▶

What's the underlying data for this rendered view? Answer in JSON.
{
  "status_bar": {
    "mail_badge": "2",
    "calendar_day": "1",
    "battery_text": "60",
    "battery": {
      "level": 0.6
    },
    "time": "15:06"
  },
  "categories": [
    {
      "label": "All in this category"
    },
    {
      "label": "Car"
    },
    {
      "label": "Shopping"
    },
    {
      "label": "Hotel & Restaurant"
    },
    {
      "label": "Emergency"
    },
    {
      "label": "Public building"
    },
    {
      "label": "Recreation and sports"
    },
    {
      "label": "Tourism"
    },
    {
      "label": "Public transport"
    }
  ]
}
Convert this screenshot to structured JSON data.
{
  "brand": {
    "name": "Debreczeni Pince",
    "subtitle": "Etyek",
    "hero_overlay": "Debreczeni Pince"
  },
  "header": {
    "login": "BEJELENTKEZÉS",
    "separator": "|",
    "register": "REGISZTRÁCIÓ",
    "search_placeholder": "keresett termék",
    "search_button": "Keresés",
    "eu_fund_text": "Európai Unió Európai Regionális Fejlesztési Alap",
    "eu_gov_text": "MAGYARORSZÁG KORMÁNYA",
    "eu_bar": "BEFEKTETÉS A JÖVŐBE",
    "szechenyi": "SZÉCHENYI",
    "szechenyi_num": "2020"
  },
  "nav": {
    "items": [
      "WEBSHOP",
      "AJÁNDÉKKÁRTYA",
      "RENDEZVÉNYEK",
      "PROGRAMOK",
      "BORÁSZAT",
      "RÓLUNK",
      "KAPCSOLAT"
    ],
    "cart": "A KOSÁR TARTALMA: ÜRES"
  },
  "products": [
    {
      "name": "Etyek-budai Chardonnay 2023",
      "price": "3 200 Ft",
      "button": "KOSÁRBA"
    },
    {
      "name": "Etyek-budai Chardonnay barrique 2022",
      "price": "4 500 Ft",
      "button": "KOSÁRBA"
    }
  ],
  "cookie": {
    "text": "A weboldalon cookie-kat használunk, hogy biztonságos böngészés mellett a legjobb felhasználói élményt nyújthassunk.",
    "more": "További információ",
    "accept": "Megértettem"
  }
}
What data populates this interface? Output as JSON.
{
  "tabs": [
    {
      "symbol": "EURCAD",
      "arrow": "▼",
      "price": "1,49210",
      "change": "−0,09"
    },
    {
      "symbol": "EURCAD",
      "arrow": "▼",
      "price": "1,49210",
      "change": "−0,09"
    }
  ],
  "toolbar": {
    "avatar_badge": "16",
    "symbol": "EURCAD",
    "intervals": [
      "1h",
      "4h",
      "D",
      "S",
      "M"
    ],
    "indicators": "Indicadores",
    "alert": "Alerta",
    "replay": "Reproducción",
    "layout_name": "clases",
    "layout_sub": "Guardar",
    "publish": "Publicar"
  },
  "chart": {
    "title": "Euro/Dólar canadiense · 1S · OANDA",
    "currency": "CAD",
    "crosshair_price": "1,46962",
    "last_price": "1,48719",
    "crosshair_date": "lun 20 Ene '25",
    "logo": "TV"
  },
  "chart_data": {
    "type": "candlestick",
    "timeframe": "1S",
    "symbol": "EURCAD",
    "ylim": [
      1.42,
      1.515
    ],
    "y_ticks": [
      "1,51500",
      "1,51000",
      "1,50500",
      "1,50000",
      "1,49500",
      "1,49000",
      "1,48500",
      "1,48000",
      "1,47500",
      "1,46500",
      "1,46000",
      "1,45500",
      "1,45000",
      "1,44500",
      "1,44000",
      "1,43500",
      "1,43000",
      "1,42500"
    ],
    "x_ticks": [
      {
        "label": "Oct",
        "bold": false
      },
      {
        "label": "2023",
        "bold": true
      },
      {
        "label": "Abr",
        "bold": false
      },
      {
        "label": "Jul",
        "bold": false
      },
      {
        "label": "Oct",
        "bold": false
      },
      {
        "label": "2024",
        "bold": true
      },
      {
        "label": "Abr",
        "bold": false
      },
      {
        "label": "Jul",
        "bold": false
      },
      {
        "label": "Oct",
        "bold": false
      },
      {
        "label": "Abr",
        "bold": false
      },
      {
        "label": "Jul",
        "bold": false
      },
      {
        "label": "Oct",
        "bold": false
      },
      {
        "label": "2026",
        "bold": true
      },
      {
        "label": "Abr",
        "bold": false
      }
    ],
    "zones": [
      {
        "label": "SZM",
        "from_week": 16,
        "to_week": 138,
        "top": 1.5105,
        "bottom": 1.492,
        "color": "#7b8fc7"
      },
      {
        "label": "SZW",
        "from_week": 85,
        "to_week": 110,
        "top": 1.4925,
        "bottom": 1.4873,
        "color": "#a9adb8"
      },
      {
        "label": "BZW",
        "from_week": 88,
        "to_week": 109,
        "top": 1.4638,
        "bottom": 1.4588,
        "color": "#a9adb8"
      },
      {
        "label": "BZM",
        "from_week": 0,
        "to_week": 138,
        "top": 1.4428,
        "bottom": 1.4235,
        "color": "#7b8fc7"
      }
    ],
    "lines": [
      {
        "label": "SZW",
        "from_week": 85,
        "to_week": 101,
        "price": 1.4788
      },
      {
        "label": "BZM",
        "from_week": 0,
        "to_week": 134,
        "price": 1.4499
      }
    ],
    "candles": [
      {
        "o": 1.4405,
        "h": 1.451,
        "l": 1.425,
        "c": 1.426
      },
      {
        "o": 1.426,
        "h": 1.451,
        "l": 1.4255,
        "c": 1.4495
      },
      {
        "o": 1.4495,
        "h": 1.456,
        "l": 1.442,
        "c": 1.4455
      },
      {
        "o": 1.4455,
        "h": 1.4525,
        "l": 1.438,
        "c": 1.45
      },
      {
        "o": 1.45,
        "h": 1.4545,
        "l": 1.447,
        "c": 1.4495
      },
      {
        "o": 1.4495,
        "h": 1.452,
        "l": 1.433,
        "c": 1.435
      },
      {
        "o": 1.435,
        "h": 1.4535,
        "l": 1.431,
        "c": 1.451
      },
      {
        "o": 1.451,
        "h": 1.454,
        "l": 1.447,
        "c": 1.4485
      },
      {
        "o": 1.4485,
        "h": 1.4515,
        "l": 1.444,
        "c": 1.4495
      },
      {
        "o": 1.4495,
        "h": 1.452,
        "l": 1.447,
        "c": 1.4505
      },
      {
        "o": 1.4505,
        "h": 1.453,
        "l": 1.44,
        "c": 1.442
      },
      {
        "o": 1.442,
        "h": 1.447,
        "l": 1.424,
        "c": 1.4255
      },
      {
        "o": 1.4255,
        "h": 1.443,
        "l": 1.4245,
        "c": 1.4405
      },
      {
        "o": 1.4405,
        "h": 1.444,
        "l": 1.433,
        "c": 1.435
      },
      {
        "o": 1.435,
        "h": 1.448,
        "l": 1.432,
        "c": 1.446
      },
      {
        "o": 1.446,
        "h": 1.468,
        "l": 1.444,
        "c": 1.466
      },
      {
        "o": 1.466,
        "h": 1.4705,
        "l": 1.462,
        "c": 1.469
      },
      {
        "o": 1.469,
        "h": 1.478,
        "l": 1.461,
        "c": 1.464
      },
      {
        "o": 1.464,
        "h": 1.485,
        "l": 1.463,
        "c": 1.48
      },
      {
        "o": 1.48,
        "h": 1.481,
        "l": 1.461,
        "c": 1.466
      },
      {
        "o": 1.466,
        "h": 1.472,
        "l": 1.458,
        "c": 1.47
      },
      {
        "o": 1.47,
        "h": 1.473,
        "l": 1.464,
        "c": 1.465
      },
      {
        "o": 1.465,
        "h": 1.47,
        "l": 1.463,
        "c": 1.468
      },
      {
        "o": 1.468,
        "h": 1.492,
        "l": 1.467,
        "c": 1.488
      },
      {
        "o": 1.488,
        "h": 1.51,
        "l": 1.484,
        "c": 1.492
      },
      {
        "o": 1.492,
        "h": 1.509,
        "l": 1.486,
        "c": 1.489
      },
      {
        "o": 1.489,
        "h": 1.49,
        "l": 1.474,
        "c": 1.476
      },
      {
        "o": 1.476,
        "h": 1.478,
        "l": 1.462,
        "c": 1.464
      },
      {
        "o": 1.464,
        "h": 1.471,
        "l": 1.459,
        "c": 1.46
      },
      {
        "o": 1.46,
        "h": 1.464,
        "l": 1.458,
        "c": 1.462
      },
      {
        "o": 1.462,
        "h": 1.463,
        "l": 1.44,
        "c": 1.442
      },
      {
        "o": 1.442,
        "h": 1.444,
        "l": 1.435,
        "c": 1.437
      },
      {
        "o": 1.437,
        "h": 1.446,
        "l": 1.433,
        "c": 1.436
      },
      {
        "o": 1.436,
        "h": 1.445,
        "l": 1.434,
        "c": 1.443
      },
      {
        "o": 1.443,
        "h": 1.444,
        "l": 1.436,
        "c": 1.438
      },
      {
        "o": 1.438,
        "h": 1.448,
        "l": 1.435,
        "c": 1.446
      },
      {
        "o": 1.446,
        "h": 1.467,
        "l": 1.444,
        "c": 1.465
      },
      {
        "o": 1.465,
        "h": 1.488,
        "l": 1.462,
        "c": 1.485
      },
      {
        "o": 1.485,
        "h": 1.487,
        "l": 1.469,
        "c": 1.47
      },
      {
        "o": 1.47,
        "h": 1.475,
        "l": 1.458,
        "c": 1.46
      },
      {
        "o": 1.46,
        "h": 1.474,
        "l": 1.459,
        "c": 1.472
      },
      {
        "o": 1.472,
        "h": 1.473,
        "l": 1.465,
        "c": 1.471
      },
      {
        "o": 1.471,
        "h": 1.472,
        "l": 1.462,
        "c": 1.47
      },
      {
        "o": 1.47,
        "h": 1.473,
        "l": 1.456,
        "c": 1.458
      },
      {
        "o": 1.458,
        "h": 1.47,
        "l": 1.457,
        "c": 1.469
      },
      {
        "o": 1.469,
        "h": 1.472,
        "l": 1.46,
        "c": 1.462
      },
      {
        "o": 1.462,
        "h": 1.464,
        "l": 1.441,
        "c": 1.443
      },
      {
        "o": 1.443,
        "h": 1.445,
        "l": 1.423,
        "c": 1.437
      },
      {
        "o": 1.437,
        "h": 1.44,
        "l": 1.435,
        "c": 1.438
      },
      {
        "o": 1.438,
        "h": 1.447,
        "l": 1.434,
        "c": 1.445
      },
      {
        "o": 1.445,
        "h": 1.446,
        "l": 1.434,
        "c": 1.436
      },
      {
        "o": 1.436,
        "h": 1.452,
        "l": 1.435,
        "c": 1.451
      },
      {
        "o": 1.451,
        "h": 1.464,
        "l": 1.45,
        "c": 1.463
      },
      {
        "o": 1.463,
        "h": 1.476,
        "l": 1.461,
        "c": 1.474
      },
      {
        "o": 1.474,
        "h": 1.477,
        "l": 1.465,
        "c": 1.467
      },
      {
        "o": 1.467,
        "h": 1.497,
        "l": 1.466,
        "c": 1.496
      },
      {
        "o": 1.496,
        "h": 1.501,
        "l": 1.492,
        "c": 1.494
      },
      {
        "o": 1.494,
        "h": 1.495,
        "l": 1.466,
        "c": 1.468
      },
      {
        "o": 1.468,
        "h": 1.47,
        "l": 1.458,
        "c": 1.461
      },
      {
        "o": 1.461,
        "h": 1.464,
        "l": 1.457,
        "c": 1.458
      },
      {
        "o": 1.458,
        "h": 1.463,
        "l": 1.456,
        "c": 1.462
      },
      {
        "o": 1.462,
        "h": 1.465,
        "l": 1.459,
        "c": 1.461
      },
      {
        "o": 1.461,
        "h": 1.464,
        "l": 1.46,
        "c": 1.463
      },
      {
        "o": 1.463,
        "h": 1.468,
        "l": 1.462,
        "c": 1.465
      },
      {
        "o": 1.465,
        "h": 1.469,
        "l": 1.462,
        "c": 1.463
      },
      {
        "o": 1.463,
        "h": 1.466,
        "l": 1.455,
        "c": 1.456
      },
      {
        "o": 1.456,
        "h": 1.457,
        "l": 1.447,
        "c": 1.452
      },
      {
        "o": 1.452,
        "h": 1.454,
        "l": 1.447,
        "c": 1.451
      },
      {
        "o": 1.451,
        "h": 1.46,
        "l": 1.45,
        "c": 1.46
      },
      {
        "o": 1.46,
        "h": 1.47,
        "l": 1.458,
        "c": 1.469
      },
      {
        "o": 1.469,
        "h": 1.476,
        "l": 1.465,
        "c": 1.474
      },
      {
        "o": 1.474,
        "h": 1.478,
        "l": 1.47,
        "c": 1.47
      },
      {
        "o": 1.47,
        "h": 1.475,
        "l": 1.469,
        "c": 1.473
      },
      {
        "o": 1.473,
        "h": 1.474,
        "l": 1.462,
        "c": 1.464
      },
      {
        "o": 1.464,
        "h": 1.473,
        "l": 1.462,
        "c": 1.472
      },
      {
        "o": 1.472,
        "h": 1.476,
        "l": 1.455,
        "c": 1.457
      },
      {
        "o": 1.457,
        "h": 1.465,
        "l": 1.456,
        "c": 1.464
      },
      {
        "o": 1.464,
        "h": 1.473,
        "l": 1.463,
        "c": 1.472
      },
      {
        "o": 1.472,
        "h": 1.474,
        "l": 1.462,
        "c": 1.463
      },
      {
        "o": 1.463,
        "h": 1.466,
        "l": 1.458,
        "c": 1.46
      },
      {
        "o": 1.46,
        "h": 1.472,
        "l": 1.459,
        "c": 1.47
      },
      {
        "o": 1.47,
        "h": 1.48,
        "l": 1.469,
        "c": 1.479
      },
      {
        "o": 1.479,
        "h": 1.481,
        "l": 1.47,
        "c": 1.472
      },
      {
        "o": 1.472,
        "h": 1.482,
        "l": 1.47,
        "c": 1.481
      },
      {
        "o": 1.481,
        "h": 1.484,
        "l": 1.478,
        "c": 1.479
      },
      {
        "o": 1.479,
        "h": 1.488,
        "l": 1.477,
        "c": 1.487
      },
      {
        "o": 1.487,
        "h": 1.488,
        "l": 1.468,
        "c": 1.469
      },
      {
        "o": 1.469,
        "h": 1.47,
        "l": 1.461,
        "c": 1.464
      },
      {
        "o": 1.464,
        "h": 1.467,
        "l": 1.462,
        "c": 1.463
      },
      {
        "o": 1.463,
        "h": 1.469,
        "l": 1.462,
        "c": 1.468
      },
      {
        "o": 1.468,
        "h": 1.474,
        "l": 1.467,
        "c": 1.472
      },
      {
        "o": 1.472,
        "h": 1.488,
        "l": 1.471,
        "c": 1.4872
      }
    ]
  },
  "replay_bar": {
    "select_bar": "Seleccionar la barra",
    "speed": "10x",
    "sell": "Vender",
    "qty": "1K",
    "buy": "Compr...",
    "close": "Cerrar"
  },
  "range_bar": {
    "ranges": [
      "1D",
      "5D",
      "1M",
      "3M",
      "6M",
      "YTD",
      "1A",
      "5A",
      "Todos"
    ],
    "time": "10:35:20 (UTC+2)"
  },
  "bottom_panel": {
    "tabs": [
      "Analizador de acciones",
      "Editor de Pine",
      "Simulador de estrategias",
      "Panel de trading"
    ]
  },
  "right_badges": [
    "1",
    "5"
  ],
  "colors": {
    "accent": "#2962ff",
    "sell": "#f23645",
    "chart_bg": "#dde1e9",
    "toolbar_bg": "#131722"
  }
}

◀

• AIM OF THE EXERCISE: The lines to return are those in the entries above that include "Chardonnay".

• TASK ANSWER:
      "name": "Etyek-budai Chardonnay 2023",
      "name": "Etyek-budai Chardonnay barrique 2022",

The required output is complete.